Let us offer a moment of silence for the late, lovely party town known as Myrtle Beach.
Once a winking temptress offering sand by day and devilry at night, the resort is cleaning up its act faster than Saint Paul toppled from his steed.
Once a hotbed of anything goes, the new refrain on Horry's shores is “No, no, nope, and forget it, buster.”
Oh, how the lowly have risen.
Myrtle's assault on festivities of yore are most pronounced on the motorcycling public, which tended to annually gather in roaring masses. We will not, clucks the town, abide this any longer.
Bike weeks drew tens of thousands of cycle enthusiasts and their admirers. They were noisy spectacles with a good bit of showing off, often testing organic limits of eardrum and liver.

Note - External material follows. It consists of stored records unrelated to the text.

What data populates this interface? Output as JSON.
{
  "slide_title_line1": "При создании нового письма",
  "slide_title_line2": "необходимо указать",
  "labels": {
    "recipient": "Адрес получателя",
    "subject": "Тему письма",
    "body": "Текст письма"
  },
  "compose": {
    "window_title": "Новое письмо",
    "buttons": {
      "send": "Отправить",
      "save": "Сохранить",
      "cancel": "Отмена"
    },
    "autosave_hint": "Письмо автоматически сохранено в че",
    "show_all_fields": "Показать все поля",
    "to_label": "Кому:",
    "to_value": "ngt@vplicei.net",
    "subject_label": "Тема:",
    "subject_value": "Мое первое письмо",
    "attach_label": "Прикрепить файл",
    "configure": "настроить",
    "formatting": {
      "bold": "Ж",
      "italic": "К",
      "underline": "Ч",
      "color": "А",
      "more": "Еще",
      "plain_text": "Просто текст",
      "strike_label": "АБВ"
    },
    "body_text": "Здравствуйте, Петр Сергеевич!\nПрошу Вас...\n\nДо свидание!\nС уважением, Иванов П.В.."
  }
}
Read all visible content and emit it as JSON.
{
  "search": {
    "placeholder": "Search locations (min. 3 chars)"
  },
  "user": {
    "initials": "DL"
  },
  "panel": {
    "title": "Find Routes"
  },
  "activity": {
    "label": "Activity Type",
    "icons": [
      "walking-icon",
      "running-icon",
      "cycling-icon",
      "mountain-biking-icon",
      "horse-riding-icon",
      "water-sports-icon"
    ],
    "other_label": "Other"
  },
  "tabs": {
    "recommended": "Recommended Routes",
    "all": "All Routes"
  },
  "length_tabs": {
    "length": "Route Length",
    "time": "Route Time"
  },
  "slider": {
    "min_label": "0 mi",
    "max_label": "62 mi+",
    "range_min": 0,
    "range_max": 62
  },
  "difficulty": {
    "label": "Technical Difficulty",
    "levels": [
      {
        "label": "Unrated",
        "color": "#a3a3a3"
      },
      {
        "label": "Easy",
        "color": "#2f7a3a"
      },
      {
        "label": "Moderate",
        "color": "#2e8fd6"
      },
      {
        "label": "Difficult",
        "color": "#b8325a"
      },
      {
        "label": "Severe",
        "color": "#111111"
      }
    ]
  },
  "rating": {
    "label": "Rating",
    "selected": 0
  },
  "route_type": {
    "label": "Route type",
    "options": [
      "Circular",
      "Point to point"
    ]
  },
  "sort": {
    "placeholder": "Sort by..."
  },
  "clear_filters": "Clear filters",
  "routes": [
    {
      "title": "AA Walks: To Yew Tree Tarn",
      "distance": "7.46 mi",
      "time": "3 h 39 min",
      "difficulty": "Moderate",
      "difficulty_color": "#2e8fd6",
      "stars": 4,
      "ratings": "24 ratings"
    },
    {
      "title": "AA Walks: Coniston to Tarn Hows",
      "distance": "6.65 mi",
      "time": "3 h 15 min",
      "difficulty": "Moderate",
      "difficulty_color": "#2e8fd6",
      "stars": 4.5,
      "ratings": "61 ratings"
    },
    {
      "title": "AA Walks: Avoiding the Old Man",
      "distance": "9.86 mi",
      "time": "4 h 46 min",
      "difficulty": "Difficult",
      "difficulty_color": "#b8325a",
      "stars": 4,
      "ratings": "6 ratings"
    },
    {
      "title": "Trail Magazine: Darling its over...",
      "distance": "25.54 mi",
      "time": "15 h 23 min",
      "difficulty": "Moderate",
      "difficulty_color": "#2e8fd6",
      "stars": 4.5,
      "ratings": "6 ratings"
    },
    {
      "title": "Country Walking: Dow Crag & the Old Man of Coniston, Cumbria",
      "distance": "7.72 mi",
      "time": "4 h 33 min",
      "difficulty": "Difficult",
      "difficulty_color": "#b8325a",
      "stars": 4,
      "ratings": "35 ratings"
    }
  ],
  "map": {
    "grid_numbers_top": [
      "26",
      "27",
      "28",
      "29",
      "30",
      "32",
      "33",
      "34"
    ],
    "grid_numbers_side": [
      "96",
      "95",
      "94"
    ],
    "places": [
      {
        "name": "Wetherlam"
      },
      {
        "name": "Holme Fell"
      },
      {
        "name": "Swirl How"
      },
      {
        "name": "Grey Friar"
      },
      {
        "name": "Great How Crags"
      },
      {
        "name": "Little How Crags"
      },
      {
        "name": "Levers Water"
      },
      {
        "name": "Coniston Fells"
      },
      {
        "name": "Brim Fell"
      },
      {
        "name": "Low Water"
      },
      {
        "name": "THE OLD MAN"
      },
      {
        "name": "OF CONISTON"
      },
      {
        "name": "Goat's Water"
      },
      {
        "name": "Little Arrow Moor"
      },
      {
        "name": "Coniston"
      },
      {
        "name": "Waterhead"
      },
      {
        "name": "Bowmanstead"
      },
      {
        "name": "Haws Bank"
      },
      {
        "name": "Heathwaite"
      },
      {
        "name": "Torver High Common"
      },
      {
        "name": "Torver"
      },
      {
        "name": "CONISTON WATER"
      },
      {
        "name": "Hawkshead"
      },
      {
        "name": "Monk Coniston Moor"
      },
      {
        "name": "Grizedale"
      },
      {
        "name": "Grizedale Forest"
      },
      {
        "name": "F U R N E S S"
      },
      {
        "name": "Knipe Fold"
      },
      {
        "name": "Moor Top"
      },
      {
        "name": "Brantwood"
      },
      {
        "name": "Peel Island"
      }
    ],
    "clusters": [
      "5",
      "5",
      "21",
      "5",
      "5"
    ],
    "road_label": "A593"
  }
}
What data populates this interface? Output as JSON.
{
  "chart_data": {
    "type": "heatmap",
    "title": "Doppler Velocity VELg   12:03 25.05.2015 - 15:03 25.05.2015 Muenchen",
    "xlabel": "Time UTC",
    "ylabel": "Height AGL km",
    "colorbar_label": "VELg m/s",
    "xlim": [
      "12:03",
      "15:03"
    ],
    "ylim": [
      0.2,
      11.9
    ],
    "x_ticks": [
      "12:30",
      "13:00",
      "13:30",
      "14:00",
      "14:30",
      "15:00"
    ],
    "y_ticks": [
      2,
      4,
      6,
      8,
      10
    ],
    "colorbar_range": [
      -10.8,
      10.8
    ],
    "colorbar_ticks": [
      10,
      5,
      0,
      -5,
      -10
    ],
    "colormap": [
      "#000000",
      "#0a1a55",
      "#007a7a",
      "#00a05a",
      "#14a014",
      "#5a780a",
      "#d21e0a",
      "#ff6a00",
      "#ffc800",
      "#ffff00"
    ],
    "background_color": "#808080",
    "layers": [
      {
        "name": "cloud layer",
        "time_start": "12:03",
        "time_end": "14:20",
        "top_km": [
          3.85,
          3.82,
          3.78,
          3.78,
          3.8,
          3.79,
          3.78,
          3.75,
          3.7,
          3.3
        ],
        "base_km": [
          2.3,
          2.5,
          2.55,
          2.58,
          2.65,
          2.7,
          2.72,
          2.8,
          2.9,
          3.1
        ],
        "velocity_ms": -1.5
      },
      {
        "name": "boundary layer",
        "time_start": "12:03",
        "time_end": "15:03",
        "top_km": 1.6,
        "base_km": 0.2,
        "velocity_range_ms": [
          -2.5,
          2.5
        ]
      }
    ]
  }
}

Motorcycle people have always carried menacing reputations. But scratch beneath the leather and chains of the modern biker and you're as likely to find a banker or endocrinologist as a low-life kitten-killer pepped on glue.
With any large gathering, there are always a few who forget the boundaries of decorum, and Myrtle Beach bike weeks had their share. Stories are told, if you know what I mean. Participants were regularly steered before scowling magistrates on charges of “offending public sensibilities” and other high misdemeanors.
Myrtle Beach can't ban the bike weeks because the town never officially sponsored them, so it has passed rules requiring riders to wear helmets and erected other roadblocks to traditional debauchery.
This tide of wholesomeness runs counter to the history of The Strand. For generations, it attracted newly graduated high-schoolers exploring the forbidden fruits of adolescence, while duly assuring parents (as their parents had duly assured their grandparents) that the biggest threat to their youthful innocence was a nasty sunburn.
It was the town whose sublime honky-tonks hatched the mildly seductive shag. It was the land whose collective wisdom sent to Washington one John Jenrette, better remembered for hanky-panky behind a Capitol column with bride Rita than his bribery conviction.
It was a place that knew how to look the other way, but will do so no more.
With its gaudy main drag clogged with theme restaurants, pirate-cove kid parks and well-fountained condos hiding the sky, Myrtle Beach is banking its future on respectability. It wants to shed its image as Gomorrah-by-the-Sea. Out go vulgar T-shirts, in comes the Brooks Brothers outlet.
Now comes a new moral beachhead: the city wants to beef up its anti-thong law. It wants to let its constables ticket or arrest offenders on first offense.
Take this as a sign that old Myrtle Beach – that boozy, floozy respite by the shore –is officially dead.
For the new Myrtle Beach, there's no end in sight.
Mark writes television and radio commentary for The Charlotte Observer and from time to time is "used" as a fill in for Cedar Posts.